### Work instruction
The data below must be returned in full and exactly.

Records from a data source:
********

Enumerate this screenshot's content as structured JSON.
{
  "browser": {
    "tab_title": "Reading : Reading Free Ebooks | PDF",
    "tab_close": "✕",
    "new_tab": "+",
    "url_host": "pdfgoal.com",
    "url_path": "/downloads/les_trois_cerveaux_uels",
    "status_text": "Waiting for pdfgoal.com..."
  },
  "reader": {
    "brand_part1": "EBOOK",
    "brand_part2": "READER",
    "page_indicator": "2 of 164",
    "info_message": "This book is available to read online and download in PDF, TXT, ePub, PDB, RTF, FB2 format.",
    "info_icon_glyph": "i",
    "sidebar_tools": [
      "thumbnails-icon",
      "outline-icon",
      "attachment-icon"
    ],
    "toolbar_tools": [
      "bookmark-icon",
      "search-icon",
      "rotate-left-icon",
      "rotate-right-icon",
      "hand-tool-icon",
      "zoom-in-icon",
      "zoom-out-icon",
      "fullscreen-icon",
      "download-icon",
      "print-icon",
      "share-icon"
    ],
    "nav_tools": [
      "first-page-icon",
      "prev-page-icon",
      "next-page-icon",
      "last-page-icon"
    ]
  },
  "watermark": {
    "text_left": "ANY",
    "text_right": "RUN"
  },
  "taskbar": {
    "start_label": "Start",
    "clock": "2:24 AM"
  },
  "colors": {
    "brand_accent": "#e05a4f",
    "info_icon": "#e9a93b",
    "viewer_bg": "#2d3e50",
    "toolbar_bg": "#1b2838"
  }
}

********

### Exercise result
Enumerate this screenshot's content as structured JSON.
{
  "browser": {
    "tab_title": "Reading : Reading Free Ebooks | PDF",
    "tab_close": "✕",
    "new_tab": "+",
    "url_host": "pdfgoal.com",
    "url_path": "/downloads/les_trois_cerveaux_uels",
    "status_text": "Waiting for pdfgoal.com..."
  },
  "reader": {
    "brand_part1": "EBOOK",
    "brand_part2": "READER",
    "page_indicator": "2 of 164",
    "info_message": "This book is available to read online and download in PDF, TXT, ePub, PDB, RTF, FB2 format.",
    "info_icon_glyph": "i",
    "sidebar_tools": [
      "thumbnails-icon",
      "outline-icon",
      "attachment-icon"
    ],
    "toolbar_tools": [
      "bookmark-icon",
      "search-icon",
      "rotate-left-icon",
      "rotate-right-icon",
      "hand-tool-icon",
      "zoom-in-icon",
      "zoom-out-icon",
      "fullscreen-icon",
      "download-icon",
      "print-icon",
      "share-icon"
    ],
    "nav_tools": [
      "first-page-icon",
      "prev-page-icon",
      "next-page-icon",
      "last-page-icon"
    ]
  },
  "watermark": {
    "text_left": "ANY",
    "text_right": "RUN"
  },
  "taskbar": {
    "start_label": "Start",
    "clock": "2:24 AM"
  },
  "colors": {
    "brand_accent": "#e05a4f",
    "info_icon": "#e9a93b",
    "viewer_bg": "#2d3e50",
    "toolbar_bg": "#1b2838"
  }
}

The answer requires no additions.